The World is experiencing a moment of stand-still during the events of Covid-19 pandemic. Surely it is affecting each one of us in many different ways. To some this means fear and uncertainty about the future, economic difficulties, to others – inspiration and time to create. This period brings ideas into surface, raises questions and debates about our healthcare and economic systems, ecological, political and social issues.
This is a series of posts featuring creative expressions made during Covid-19 pandemic, or previous works that are particularly relevant during these times of change.
Today we are share a performance piece by Smiha Kapoor, Indian artist, currently based in Singapore, where she is studying fine arts in Lasalle College Of the Arts.
“I employ the use of an installation performance ritual to comment on the nature of this destruction and disconnect, and how it has in-turn played a role in paradoxically destroying the human life itself. The piece highlights the horrors of the Covid-19 pandemic, instigated by an imbalance in the ecosystem by us humans. The work starts by exploring the suffocation and the helplessness caused due to the quarantine and comments further on the notions of ‘home’ and human existence. Using the concept of ‘paradox’ between life and death, strength and vulnerability, connection and disconnection, the work is intended to awaken a deeper awareness into our own actions and rekindle our moral sense of responsibility towards a conscious and more compassionate life.”

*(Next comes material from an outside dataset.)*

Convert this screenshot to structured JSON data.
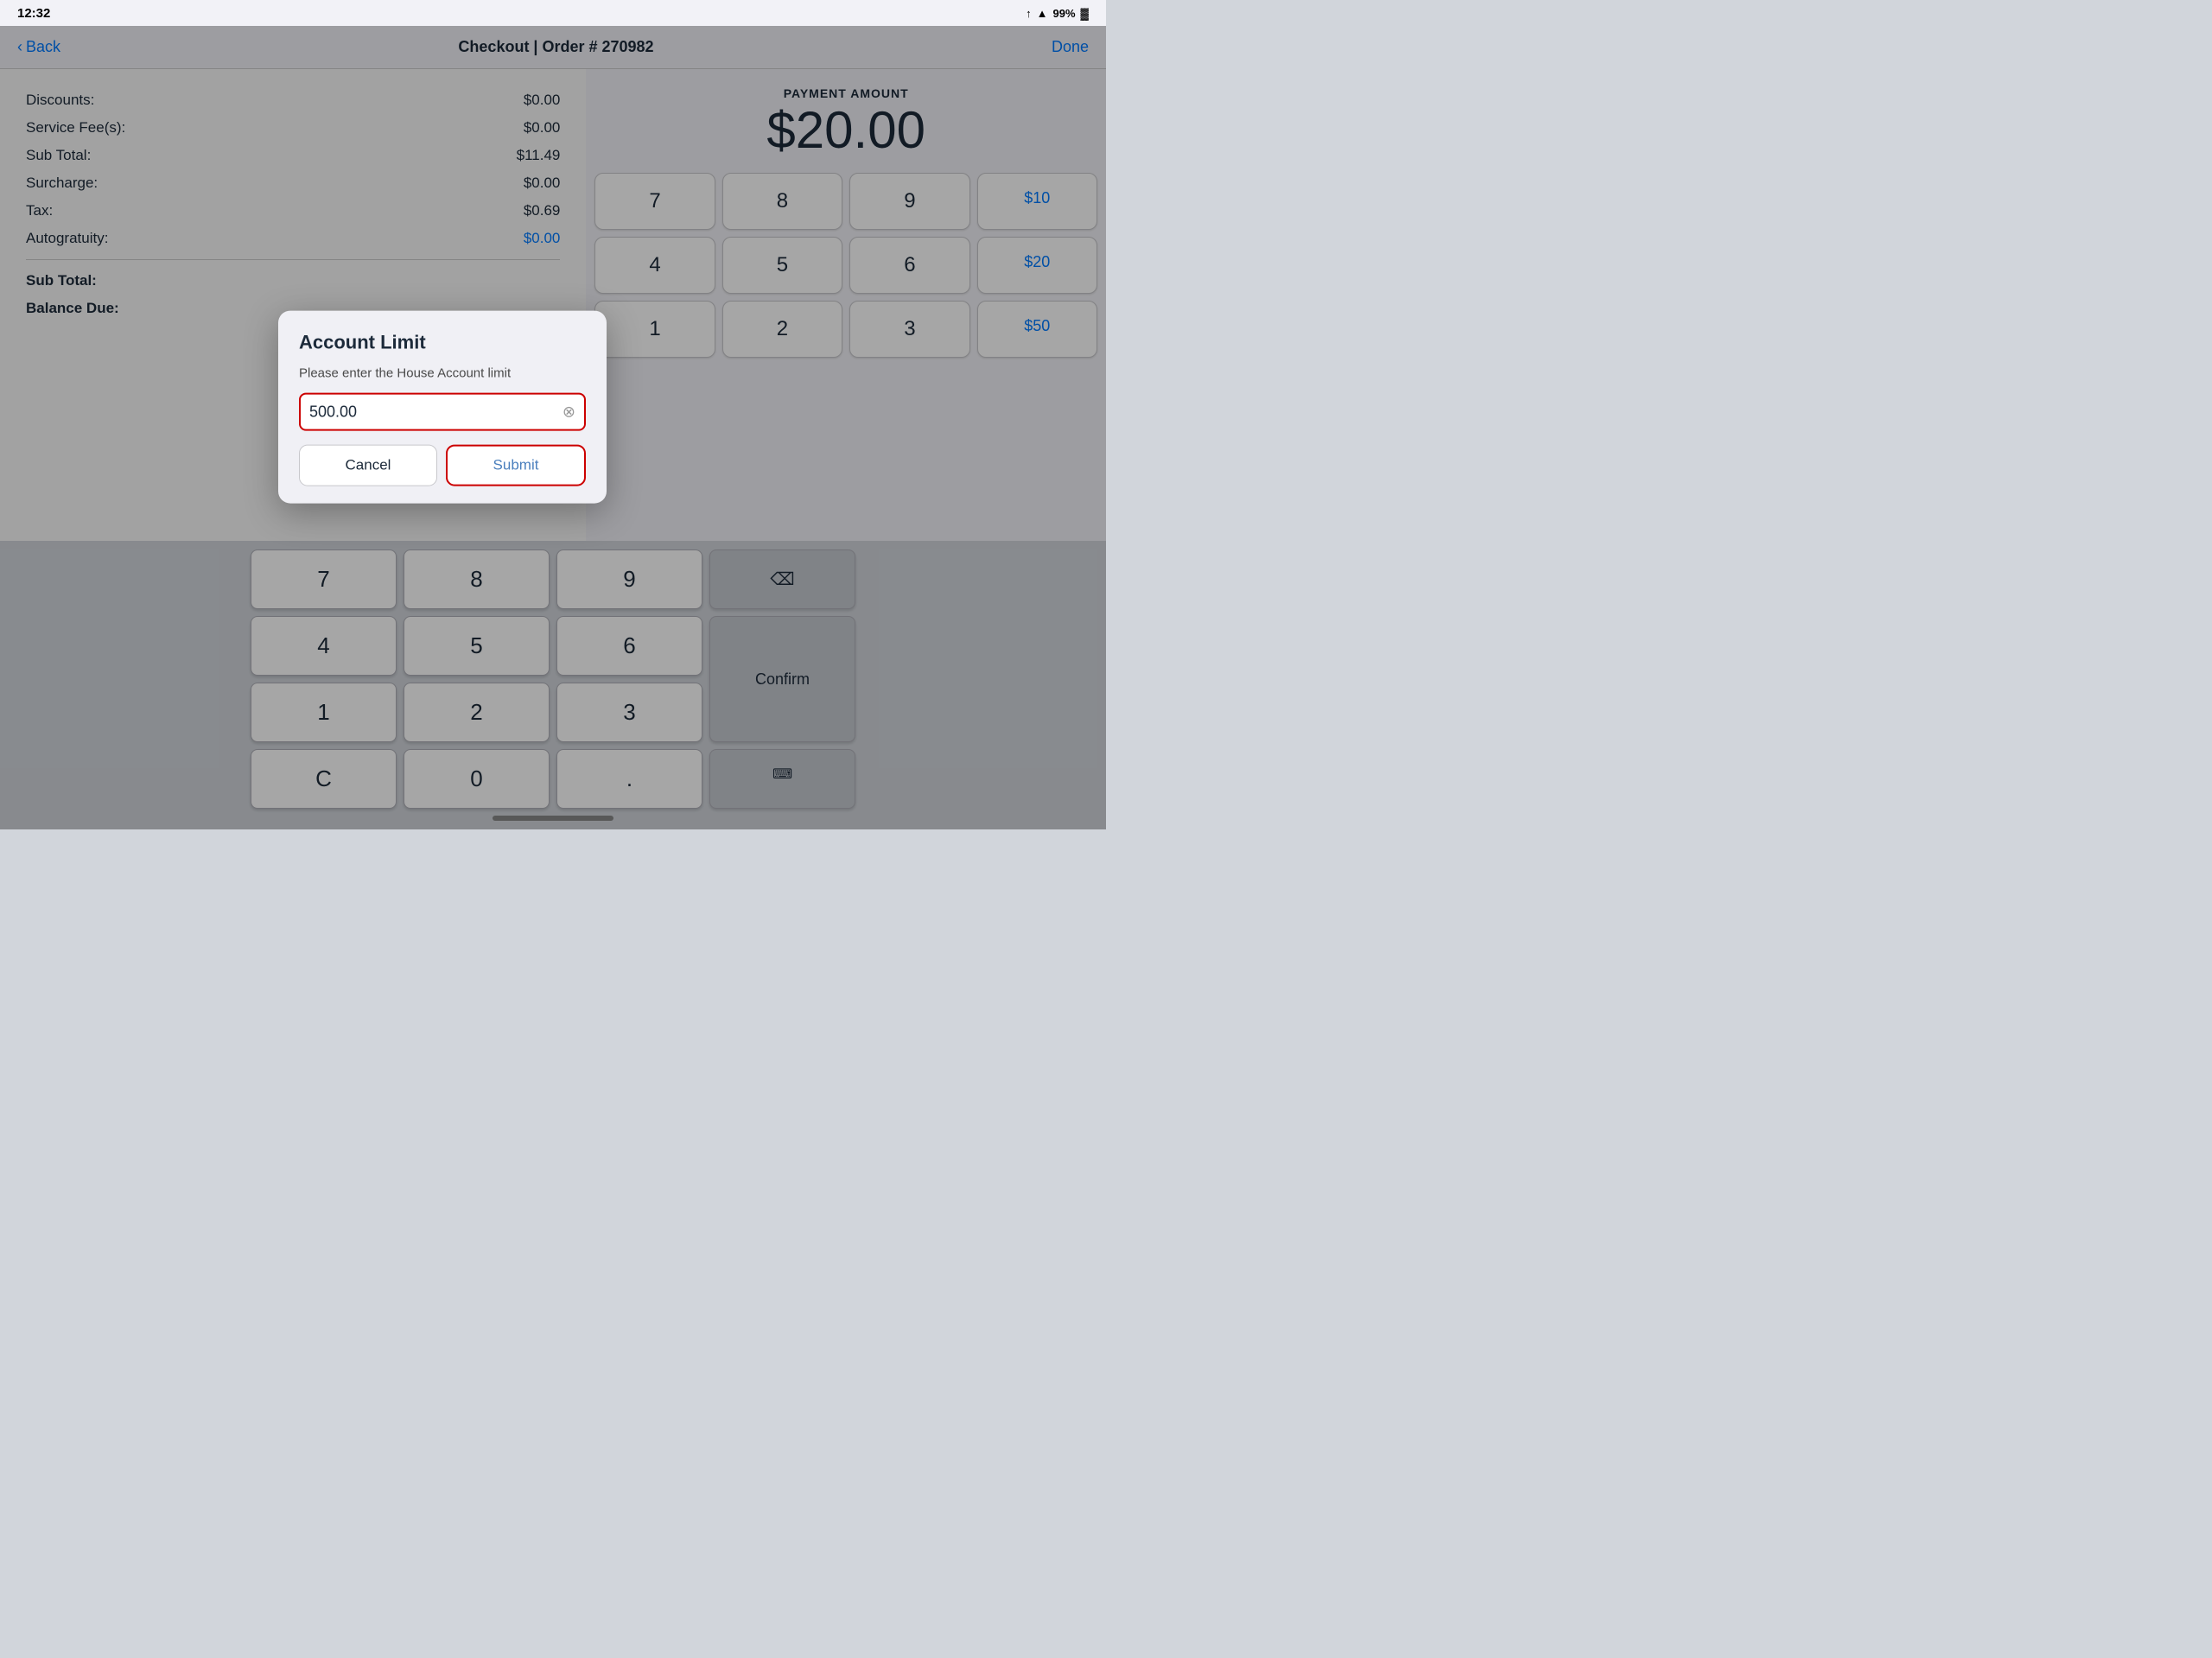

“As a spiritually inclined individual, I view all existence through an innate sense of oneness. We’re a witness to the growing suffering of human existence in this age of technology. We’re also witnessing a time of blatant destruction of the natural world by the hands of humans. The need of the hour compels me to permeate deeper into remembering our all-prevailing connection with our natural environment and most essential, our own self. This has been the focus of my artistic intervention.

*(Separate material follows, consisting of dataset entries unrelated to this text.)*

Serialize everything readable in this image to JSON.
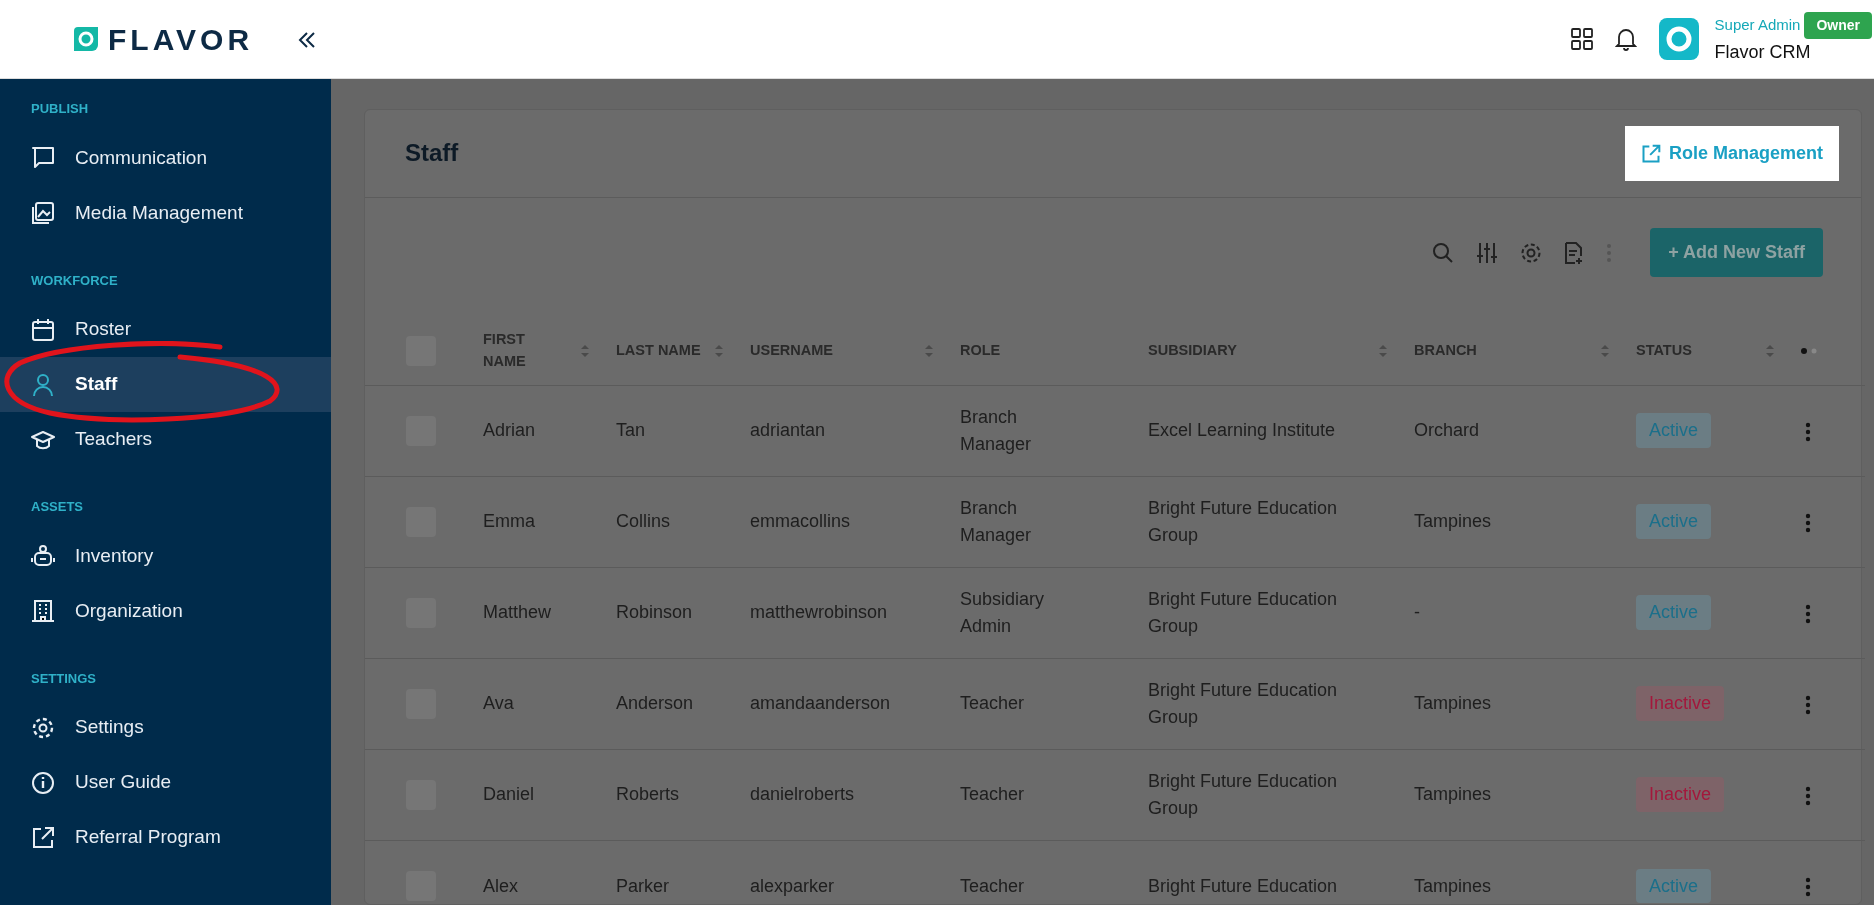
{
  "header": {
    "brand": "FLAVOR",
    "user": {
      "role": "Super Admin",
      "badge": "Owner",
      "org": "Flavor CRM"
    }
  },
  "sidebar": {
    "sections": [
      {
        "title": "PUBLISH",
        "items": [
          {
            "label": "Communication",
            "selected": false
          },
          {
            "label": "Media Management",
            "selected": false
          }
        ]
      },
      {
        "title": "WORKFORCE",
        "items": [
          {
            "label": "Roster",
            "selected": false
          },
          {
            "label": "Staff",
            "selected": true
          },
          {
            "label": "Teachers",
            "selected": false
          }
        ]
      },
      {
        "title": "ASSETS",
        "items": [
          {
            "label": "Inventory",
            "selected": false
          },
          {
            "label": "Organization",
            "selected": false
          }
        ]
      },
      {
        "title": "SETTINGS",
        "items": [
          {
            "label": "Settings",
            "selected": false
          },
          {
            "label": "User Guide",
            "selected": false
          },
          {
            "label": "Referral Program",
            "selected": false
          }
        ]
      }
    ]
  },
  "page": {
    "title": "Staff",
    "role_button": "Role Management",
    "add_button": "+ Add New Staff"
  },
  "table": {
    "select_all_checked": false,
    "columns": [
      {
        "label": "FIRST NAME",
        "sortable": true
      },
      {
        "label": "LAST NAME",
        "sortable": true
      },
      {
        "label": "USERNAME",
        "sortable": true
      },
      {
        "label": "ROLE",
        "sortable": false
      },
      {
        "label": "SUBSIDIARY",
        "sortable": true
      },
      {
        "label": "BRANCH",
        "sortable": true
      },
      {
        "label": "STATUS",
        "sortable": true
      }
    ],
    "rows": [
      {
        "checked": false,
        "cells": [
          "Adrian",
          "Tan",
          "adriantan",
          "Branch Manager",
          "Excel Learning Institute",
          "Orchard"
        ],
        "status": "Active",
        "kind": "active"
      },
      {
        "checked": false,
        "cells": [
          "Emma",
          "Collins",
          "emmacollins",
          "Branch Manager",
          "Bright Future Education Group",
          "Tampines"
        ],
        "status": "Active",
        "kind": "active"
      },
      {
        "checked": false,
        "cells": [
          "Matthew",
          "Robinson",
          "matthewrobinson",
          "Subsidiary Admin",
          "Bright Future Education Group",
          "-"
        ],
        "status": "Active",
        "kind": "active"
      },
      {
        "checked": false,
        "cells": [
          "Ava",
          "Anderson",
          "amandaanderson",
          "Teacher",
          "Bright Future Education Group",
          "Tampines"
        ],
        "status": "Inactive",
        "kind": "inactive"
      },
      {
        "checked": false,
        "cells": [
          "Daniel",
          "Roberts",
          "danielroberts",
          "Teacher",
          "Bright Future Education Group",
          "Tampines"
        ],
        "status": "Inactive",
        "kind": "inactive"
      },
      {
        "checked": false,
        "cells": [
          "Alex",
          "Parker",
          "alexparker",
          "Teacher",
          "Bright Future Education",
          "Tampines"
        ],
        "status": "Active",
        "kind": "active"
      }
    ]
  }
}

I revisit the sacred knowledge of connection in an attempt to understand the wounds of human existence more intimately and embark upon the process of taking responsibility of healing and raising awareness through my work.
I employ performance as my core medium for its potential to create direct and intimate connection with my work process and my audience. We understand connection through our physicality and so, I believe, it is through the same we hold to potential to remember our true and reawaken.
I’m often influenced with religious philosophies, traditions and ritualistic practices, elements and spiritual inspirations of which I often weave into my work to give them a voice beyond their limited context to make them universal and permeable through art.”